------ Task material
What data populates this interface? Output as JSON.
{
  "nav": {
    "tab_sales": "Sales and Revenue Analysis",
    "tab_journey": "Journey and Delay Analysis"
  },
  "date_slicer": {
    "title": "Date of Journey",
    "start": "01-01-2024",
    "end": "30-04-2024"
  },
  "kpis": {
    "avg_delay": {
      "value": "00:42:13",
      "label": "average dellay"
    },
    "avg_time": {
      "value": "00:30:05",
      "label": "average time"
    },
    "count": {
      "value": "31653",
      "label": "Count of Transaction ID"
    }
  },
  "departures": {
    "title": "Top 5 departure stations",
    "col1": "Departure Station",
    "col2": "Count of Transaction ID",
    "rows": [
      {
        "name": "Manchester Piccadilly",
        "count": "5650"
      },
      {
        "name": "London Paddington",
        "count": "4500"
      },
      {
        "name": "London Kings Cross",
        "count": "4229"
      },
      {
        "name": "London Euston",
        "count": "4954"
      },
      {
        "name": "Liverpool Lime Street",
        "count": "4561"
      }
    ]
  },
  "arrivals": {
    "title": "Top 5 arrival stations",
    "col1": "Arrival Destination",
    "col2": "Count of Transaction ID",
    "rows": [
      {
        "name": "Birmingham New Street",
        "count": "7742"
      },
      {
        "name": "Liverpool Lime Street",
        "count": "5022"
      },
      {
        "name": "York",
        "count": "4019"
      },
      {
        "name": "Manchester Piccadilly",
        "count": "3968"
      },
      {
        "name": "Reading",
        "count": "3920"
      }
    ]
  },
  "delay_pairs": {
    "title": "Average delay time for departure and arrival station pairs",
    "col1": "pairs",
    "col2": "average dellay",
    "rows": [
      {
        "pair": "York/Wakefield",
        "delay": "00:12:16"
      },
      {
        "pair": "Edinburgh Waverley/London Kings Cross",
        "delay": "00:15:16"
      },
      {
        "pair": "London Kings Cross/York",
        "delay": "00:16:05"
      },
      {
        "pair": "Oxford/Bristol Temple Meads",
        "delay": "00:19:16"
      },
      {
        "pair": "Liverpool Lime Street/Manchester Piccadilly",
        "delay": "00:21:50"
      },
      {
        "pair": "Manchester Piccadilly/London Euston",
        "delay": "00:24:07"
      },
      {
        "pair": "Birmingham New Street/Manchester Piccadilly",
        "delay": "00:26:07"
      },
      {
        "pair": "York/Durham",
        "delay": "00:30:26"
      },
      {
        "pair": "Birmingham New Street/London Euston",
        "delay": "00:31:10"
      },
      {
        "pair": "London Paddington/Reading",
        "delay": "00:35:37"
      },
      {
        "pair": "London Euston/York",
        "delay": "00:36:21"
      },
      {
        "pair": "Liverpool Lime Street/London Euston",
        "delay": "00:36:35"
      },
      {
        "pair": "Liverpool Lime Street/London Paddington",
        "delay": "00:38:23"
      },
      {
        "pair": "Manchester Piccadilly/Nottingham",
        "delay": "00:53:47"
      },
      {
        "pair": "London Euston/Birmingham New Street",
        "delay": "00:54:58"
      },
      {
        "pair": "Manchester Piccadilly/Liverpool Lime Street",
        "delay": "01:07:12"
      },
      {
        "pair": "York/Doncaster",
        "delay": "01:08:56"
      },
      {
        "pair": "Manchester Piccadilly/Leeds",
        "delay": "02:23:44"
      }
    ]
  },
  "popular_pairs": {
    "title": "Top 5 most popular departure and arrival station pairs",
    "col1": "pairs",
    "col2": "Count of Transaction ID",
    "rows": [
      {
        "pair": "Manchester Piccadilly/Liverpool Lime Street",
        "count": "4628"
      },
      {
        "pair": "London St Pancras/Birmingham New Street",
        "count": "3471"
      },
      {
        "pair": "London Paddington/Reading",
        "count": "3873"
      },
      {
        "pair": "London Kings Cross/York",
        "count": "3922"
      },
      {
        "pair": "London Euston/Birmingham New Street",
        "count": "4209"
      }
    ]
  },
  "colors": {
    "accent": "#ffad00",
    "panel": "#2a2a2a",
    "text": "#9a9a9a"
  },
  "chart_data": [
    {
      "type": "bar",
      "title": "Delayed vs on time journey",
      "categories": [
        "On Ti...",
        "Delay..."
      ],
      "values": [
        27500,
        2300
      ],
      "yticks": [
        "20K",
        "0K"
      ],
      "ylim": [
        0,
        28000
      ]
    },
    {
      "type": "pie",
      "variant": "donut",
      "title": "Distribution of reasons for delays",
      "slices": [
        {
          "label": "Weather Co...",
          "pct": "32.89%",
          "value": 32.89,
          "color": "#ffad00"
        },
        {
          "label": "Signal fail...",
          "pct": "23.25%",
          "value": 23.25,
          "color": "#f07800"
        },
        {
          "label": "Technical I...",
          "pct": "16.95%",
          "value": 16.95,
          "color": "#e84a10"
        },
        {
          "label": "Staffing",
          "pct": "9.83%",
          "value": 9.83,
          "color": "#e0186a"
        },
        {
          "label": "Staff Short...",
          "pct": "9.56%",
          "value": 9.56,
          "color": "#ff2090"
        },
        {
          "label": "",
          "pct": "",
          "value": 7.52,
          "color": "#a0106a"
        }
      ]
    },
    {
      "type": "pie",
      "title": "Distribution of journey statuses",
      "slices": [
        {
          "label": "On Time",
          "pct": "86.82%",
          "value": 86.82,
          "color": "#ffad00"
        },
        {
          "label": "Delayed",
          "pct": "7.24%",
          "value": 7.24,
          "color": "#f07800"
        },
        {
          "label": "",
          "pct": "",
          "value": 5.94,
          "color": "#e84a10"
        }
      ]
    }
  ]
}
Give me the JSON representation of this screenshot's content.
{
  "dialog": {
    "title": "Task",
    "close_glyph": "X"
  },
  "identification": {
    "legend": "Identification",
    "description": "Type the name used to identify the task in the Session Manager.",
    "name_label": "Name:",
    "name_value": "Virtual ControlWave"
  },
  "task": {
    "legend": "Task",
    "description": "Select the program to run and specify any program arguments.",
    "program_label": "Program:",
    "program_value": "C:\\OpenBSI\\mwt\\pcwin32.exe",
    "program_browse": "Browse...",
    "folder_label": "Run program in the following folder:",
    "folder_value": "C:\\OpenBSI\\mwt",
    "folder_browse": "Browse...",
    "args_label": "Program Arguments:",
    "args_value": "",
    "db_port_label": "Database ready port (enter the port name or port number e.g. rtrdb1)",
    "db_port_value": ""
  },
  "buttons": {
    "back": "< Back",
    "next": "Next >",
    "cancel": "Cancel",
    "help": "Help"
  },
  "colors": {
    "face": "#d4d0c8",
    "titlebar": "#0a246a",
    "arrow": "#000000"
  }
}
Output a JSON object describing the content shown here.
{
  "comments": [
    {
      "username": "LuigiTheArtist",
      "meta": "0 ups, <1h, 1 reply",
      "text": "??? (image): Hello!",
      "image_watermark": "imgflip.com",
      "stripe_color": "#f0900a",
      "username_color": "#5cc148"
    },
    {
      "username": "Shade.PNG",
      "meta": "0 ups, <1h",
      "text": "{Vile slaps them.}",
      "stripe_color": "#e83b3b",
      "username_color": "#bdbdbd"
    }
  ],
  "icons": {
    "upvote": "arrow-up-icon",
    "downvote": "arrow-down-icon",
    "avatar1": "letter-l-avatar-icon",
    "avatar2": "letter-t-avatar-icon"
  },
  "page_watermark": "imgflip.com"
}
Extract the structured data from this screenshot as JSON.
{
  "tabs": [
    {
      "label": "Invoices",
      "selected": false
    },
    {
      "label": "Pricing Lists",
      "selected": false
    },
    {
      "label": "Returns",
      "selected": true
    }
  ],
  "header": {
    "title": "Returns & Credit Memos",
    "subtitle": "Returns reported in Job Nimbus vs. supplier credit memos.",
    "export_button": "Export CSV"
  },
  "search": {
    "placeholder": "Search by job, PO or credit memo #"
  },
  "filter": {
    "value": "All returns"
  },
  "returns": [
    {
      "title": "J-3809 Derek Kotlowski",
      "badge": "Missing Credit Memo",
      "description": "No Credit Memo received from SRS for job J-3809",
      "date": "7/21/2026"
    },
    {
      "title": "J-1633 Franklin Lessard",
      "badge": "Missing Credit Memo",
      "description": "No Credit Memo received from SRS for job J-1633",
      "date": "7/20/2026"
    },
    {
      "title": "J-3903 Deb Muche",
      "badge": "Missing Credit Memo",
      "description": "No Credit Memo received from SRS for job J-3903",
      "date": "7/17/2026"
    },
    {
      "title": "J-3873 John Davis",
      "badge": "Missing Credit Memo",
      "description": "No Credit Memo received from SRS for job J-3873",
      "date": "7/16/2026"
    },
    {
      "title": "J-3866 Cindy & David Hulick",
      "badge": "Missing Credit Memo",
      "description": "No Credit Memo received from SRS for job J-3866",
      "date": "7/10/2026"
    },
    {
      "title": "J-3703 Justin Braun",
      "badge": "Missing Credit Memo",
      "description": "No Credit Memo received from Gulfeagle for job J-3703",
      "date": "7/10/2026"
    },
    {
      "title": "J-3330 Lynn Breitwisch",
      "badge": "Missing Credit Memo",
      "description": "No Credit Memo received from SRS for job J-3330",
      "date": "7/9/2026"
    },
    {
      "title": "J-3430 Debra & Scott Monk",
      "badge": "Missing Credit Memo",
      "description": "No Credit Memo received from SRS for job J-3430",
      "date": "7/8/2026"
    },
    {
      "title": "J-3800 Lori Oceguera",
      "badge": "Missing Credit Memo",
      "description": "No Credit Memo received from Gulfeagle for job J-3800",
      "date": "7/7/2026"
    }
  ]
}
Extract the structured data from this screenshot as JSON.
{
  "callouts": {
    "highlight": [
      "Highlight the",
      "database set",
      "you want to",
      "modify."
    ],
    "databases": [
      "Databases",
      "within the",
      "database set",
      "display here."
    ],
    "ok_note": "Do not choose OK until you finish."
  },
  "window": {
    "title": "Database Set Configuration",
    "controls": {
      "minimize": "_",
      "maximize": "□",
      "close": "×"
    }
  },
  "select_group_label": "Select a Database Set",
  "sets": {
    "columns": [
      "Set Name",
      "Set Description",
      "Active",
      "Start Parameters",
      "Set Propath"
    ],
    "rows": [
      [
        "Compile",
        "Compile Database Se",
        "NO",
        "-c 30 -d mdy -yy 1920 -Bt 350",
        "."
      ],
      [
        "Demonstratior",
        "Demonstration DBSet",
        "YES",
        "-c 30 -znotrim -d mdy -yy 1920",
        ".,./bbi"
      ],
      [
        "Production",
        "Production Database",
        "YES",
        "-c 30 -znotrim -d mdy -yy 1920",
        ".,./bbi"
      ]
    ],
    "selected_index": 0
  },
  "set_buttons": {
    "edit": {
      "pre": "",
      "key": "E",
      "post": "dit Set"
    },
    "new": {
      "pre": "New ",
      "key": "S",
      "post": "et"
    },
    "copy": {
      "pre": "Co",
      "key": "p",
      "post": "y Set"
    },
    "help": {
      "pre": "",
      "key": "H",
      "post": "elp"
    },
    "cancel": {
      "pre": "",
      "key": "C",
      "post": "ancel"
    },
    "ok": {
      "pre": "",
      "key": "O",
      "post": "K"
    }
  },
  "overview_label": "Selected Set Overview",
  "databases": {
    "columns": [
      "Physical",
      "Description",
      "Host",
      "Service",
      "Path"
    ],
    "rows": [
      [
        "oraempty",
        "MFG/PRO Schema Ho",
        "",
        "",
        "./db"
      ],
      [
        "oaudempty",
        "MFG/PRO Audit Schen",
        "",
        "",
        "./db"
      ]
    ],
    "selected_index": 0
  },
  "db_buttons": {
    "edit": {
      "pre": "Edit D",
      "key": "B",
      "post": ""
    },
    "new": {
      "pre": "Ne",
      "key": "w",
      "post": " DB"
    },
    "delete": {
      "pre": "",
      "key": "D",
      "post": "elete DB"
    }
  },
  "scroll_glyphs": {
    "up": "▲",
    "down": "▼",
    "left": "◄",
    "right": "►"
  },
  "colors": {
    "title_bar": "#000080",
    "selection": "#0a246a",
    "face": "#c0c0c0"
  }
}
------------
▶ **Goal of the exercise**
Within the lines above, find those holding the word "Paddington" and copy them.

▶ **Your response**
        "name": "London Paddington",
        "pair": "London Paddington/Reading",
        "pair": "Liverpool Lime Street/London Paddington",
        "pair": "London Paddington/Reading",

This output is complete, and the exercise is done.